Your answer could go something like this:

“I love what Native is doing, particularly with their aluminum-free deodorant. First, I like that it actually works, which few in the natural deodorant space can claim, and which is probably why I first heard about it through word of mouth! Native’s visual brand identity feels clean, fresh, hip, straightforward, and simple—very much in alignment with its natural, no-frills positioning and its Innocent brand archetype. It also photographs well, which is important for the Instagram-obsessed market it’s targeting! The pricing is a bit steep, but I think the brand takes a smart tack acknowledging that fact with their “Invest in yourself” messaging. Native understands its market—consumers who are willing to spend a little more to feel confident about the safety of products they’re putting in and on their bodies. And even though the brand was acquired by Procter & Gamble, it still has that indie-brand feel. I think they’ve stayed very true to the heart of the brand while integrating it into a giant corporation.”
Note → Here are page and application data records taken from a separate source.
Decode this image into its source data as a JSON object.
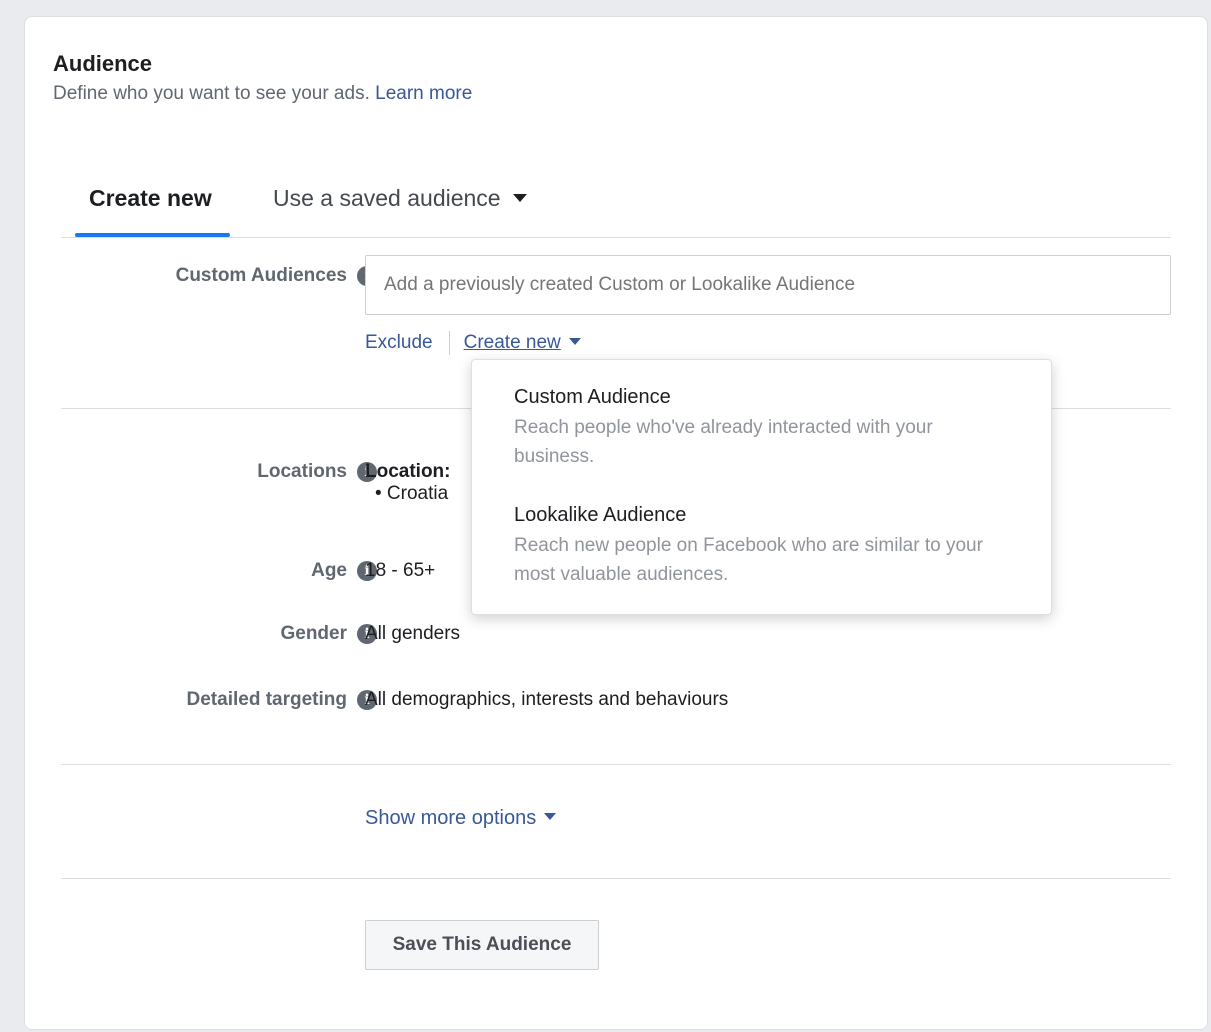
{
  "section": {
    "title": "Audience",
    "subtitle": "Define who you want to see your ads.",
    "learn_more": "Learn more"
  },
  "tabs": {
    "create_new": "Create new",
    "saved": "Use a saved audience"
  },
  "custom_audiences": {
    "label": "Custom Audiences",
    "placeholder": "Add a previously created Custom or Lookalike Audience",
    "exclude": "Exclude",
    "create_new": "Create new"
  },
  "locations": {
    "label": "Locations",
    "title": "Location:",
    "item": "• Croatia"
  },
  "age": {
    "label": "Age",
    "value": "18 - 65+"
  },
  "gender": {
    "label": "Gender",
    "value": "All genders"
  },
  "detailed": {
    "label": "Detailed targeting",
    "value": "All demographics, interests and behaviours"
  },
  "show_more": "Show more options",
  "save_button": "Save This Audience",
  "dropdown": {
    "items": [
      {
        "title": "Custom Audience",
        "desc": "Reach people who've already interacted with your business."
      },
      {
        "title": "Lookalike Audience",
        "desc": "Reach new people on Facebook who are similar to your most valuable audiences."
      }
    ]
  }
}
More Tips for Acing That Brand Management Interview

Now that you know how to prepare for and approach the four most common types of questions you’ll be asked, here are a few more tips to making sure you knock that interview out of the park.
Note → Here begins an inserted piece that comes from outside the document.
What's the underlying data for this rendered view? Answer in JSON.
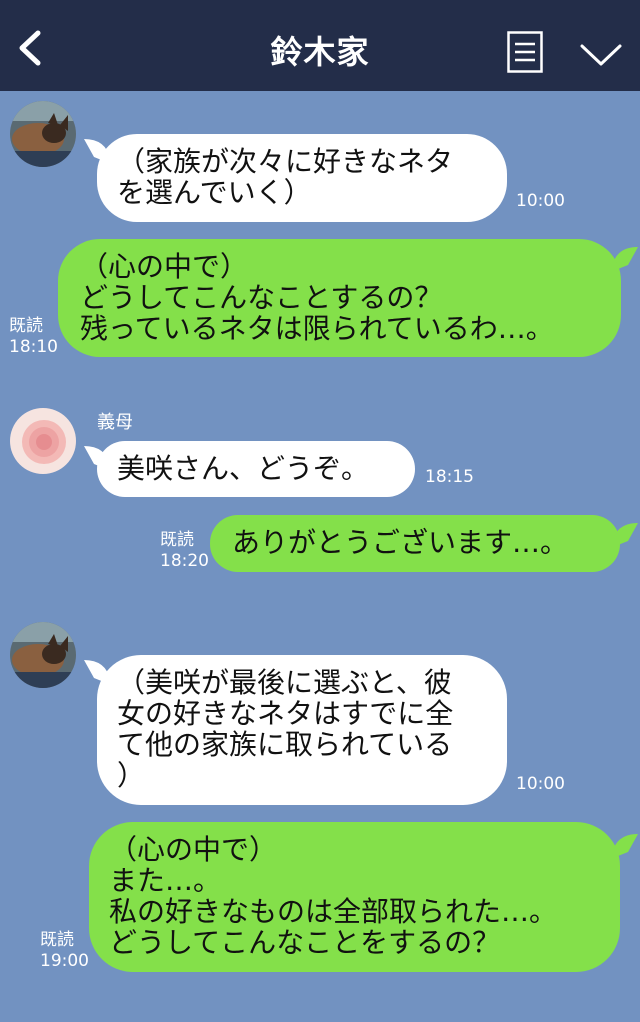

  • Be specific. Don’t make the interviewer dig for information. Just as any proposal or claim you’d make as a brand manager would need to be backed up by data, the stories you tell as a job candidate have more of an impact when they’re delivered with specific evidence and results.
  • Remember that people respond to powerful storytelling. As a brand manager, you’ll be expected to understand the marketability of a good story. Demonstrate your ability in this area by telling your own stories in a succinct and compelling way. “Tell good stories to keep your interviewer engaged,” Chiam says. “The most memorable interviews are when the interviewee takes the interviewer on a journey of their experience in a way that gives detail and color.”
  • Remain calm, gracious, engaged, and enthusiastic. As a brand manager, you’ll be expected to present a polished personal brand, too, and it’s important to convey that during the interview process. Think about how you’d like to be seen and then look and act accordingly. Identify what you want to be remembered for and make sure you convey those key points along the way. Your success is dependent upon more than your specific answers; how you approach the questions and how you conduct yourself are just as important.

Good luck!